WHAT TO DO: Lines holding the word "that" are the ones to copy from the data below.

Content starts

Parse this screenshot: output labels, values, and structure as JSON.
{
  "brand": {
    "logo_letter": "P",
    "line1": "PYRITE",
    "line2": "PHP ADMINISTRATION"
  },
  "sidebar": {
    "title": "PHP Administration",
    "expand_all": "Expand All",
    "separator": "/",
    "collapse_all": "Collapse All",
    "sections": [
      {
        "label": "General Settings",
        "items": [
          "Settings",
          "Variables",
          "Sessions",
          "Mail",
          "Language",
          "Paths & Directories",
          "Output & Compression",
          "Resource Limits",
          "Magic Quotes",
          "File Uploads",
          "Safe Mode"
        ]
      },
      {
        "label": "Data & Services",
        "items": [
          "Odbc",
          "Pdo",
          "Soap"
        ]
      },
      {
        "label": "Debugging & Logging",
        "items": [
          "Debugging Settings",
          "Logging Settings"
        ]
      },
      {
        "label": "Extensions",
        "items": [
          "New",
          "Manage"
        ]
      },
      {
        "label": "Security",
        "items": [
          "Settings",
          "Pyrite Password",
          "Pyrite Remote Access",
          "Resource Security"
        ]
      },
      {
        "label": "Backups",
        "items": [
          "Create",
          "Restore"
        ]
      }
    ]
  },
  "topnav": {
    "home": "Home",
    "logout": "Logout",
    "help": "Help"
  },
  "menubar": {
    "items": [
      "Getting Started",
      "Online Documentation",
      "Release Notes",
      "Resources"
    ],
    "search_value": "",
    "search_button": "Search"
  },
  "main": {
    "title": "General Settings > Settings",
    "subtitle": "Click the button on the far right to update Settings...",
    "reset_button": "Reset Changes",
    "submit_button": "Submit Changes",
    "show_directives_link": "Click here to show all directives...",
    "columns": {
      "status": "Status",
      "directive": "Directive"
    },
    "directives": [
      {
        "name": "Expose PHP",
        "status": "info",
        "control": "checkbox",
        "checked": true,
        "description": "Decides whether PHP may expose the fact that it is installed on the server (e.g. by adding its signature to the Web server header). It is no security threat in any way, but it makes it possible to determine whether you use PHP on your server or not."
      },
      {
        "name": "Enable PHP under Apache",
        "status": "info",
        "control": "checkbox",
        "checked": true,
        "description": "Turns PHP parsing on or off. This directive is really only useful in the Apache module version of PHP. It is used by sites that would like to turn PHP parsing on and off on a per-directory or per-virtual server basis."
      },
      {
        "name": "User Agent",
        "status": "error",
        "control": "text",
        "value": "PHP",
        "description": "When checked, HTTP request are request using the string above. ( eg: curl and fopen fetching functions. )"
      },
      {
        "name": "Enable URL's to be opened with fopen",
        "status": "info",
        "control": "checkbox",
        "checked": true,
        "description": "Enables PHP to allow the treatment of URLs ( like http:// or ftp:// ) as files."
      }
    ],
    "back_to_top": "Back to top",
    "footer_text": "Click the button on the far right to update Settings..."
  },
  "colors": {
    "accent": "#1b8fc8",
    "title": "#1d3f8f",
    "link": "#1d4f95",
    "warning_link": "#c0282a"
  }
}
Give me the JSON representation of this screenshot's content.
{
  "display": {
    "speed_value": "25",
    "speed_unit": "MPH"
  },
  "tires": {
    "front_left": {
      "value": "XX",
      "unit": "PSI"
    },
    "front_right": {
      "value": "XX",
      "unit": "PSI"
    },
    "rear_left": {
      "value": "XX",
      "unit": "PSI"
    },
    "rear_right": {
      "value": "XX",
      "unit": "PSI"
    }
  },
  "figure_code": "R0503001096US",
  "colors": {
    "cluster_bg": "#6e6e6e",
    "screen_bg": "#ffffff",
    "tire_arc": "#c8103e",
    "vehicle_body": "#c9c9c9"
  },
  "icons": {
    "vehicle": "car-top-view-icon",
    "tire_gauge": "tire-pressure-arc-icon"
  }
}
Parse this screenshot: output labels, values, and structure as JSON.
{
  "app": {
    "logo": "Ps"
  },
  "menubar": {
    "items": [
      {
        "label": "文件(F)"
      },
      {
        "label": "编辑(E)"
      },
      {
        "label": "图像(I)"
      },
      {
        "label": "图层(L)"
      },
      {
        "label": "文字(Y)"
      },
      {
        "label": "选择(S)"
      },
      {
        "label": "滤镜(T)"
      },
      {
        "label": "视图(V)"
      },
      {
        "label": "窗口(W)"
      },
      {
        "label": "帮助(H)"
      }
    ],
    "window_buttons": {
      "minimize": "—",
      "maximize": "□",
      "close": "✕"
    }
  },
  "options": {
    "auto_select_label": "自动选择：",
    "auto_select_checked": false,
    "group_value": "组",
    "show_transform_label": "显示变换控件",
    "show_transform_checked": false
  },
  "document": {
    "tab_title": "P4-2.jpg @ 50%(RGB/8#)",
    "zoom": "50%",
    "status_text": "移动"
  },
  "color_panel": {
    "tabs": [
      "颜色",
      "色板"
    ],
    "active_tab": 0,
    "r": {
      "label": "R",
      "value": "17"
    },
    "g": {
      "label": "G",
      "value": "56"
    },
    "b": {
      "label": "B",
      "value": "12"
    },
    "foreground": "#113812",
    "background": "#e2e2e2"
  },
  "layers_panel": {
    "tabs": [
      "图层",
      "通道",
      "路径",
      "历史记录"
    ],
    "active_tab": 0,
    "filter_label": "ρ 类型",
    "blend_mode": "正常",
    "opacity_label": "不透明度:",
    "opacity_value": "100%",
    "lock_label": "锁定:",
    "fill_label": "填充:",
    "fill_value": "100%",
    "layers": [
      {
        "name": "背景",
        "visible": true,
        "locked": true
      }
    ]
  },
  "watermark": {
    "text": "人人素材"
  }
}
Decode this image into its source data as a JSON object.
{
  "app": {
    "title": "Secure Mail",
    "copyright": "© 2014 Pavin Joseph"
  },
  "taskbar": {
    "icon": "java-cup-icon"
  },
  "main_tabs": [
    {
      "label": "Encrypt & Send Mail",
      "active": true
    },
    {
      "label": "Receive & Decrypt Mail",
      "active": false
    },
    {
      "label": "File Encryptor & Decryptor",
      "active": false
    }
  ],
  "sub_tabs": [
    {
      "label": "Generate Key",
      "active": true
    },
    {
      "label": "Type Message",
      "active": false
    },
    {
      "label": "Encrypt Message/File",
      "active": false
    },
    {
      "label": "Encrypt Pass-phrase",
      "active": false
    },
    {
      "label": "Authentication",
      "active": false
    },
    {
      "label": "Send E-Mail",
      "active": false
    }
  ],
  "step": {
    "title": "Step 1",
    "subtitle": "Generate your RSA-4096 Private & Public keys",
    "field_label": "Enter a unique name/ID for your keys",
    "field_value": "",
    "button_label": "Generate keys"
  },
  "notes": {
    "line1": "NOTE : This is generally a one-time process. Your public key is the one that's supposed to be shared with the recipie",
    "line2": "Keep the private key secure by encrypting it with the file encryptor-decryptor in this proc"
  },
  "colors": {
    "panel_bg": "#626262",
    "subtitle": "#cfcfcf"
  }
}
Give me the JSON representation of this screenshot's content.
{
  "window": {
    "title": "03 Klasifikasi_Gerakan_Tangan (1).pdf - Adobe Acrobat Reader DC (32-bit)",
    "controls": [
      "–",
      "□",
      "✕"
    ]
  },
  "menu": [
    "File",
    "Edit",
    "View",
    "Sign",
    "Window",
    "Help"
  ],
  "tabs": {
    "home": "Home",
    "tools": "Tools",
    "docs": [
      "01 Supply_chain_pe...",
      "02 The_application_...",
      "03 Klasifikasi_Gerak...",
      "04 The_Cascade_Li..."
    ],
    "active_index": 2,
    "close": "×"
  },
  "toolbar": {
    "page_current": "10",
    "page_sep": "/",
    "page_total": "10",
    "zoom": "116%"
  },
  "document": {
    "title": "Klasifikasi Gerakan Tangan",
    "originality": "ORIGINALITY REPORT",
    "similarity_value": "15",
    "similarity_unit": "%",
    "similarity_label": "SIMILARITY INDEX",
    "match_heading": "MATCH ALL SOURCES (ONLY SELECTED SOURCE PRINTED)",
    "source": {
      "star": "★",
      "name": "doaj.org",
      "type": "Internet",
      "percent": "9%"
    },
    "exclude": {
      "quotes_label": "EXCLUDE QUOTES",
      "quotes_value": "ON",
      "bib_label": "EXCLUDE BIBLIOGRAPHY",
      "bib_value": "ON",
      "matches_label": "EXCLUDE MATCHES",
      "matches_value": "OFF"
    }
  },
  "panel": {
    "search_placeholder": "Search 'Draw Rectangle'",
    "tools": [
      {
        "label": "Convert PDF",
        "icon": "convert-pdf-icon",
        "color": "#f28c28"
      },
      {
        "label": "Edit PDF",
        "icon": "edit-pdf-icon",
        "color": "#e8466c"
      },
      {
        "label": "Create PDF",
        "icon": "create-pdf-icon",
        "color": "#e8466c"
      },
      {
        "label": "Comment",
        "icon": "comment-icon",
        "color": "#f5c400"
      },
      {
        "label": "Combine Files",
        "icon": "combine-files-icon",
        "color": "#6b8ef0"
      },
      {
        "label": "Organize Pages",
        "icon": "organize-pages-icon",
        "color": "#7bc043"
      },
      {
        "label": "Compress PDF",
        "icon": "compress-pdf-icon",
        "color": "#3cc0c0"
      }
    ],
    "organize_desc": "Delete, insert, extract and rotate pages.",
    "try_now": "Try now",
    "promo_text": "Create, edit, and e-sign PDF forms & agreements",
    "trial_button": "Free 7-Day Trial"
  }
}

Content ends

RESPONSE TO THIS EXERCISE:
        "description": "Decides whether PHP may expose the fact that it is installed on the server (e.g. by adding its signature to the Web server header). It is no security threat in any way, but it makes it possible to determine whether you use PHP on your server or not."
        "description": "Turns PHP parsing on or off. This directive is really only useful in the Apache module version of PHP. It is used by sites that would like to turn PHP parsing on and off on a per-directory or per-virtual server basis."
    "line1": "NOTE : This is generally a one-time process. Your public key is the one that's supposed to be shared with the recipie",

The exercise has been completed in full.